KEEP YOUR PLANTS HEALTHY UNTIL PLANTED
Remove any plastic wrapping when you arrive home. If not planting immediately, place plant in a shaded area. Water daily until planting, but take rainfall into account to prevent overwatering.
A GOOD SIZED HOLE WITH DRAINAGE IS IMPORTANT
The hole for perennials should be the same depth and twice the width of the pot it is in. Loosen the soil to aid in root penetration when the plant is established.
Most perennials prefer well drained soil, rich in organic content and available plant food. Use the soil that exists in the planting area and amend with compost & topsoil if necessary.
SETTING IN PLACE
The soil line of your new perennial when set in place should be at ground level and at the same depth as it was in the pot. If the perennial is in a fibre pot, you may leave the fibre pot in the hole if you make at least 5 cuts down the sides and fold the flaps down to lay flat in the bottom of the hole. The sides must be away from the root ball to ensure moisture movement and root penetration into the soil.
FINISHING THE HOLE

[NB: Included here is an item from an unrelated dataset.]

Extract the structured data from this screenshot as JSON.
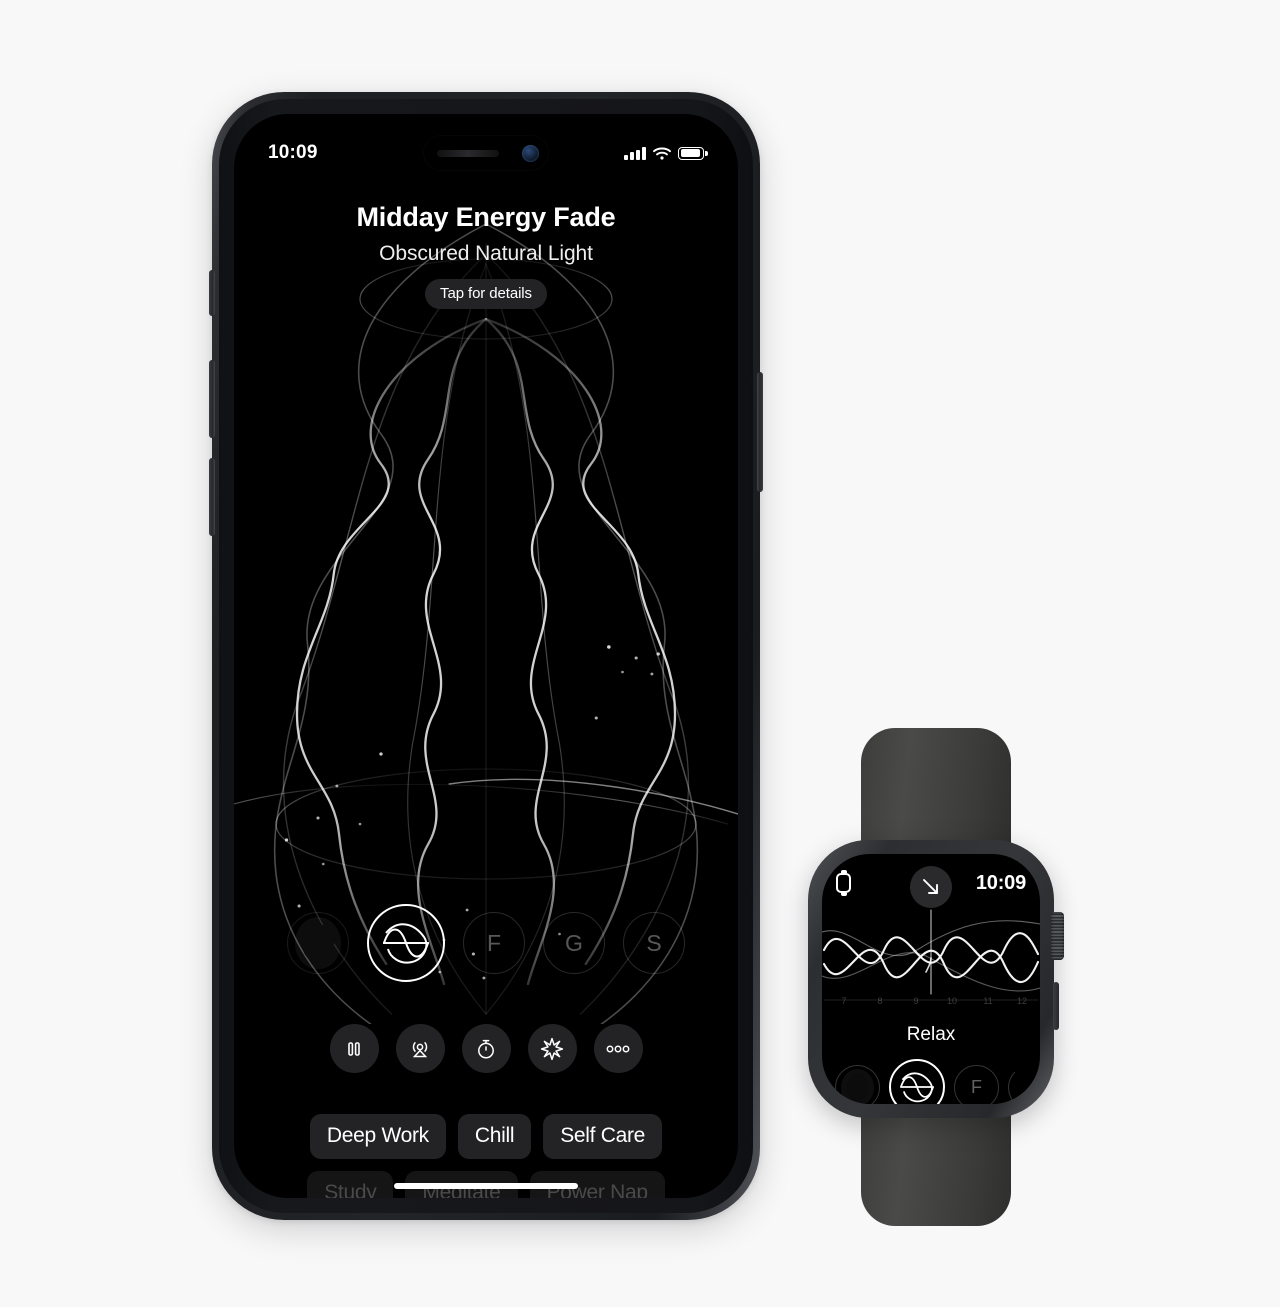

Once the perennial is in place, refill the hole with your soil mixture to the original ground level. Water in with the fertilizer solution; once the soil settles top it up if required and water again. Mulch the area around the perennial - a 3 to 4 inch layer is recommended to aid in moisture retention, weed control and root temperature regulation.
AFTER PLANTING CARE
SECURING THE PERENNIAL
Most perennials can support themselves once established. Tall varieties, such as hardy asters and peonies, require a wire cage to provide support from wind and during heavy bloom periods.
WATERING AND FEEDING
Freshly planted perennials need water all summer long since their roots are not fully established. For the first 3 initial weeks after planting and during any dry summer spells, watering will be required at least twice a week. Always take into consideration natural rainfall amounts when watering. If planted in the spring, a second feeding of water/fertilizer solution is suggested 4 weeks after planting but no later than July 15th. If planted after June 20th, the second feeding is not required. If planting after September 15th, do not fertilize now; wait until the spring.
Most perennials die back each winter down to the dormant root systems. Deadheading should occur throughout the growing season and when all growing ceases in the fall, the top foliage can be removed (with pruners) down to about 2 inches off the ground. The top foliage can be left if spring clean-up is your preference. It aids as a mulch for root systems. If you do clean up in the fall, boughs or mulch covering aids in successful over-wintering.
DIVIDING ESTABLISHED PERENNIALS
Perennials which flower in spring are best divided in fall and late bloomers are best tended in spring. Most others can be divided in spring or fall, whichever is most convenient. Division in spring should occur when growth is between 2-4 inches in height. If the perennial is old and the center has dieback, such as established Iris clumps, remove the entire plant being careful to limit root tearing and divide by using a sharp knife or carefully pulling away new growth. Gently pry away new clumps and ensure each has 2-5 sprigs of new growth and a healthy root mass. If the established perennial is healthy with no center dieback, such as Echinacea or Daylilies, division can be made by slicing clumps directly out of the ground on the sides of the perennial. Watering the area first helps division and limits root stress. Replant immediately and water with a fertilizer solution unless division is in the fall, in which case just use water and fertilize in the spring.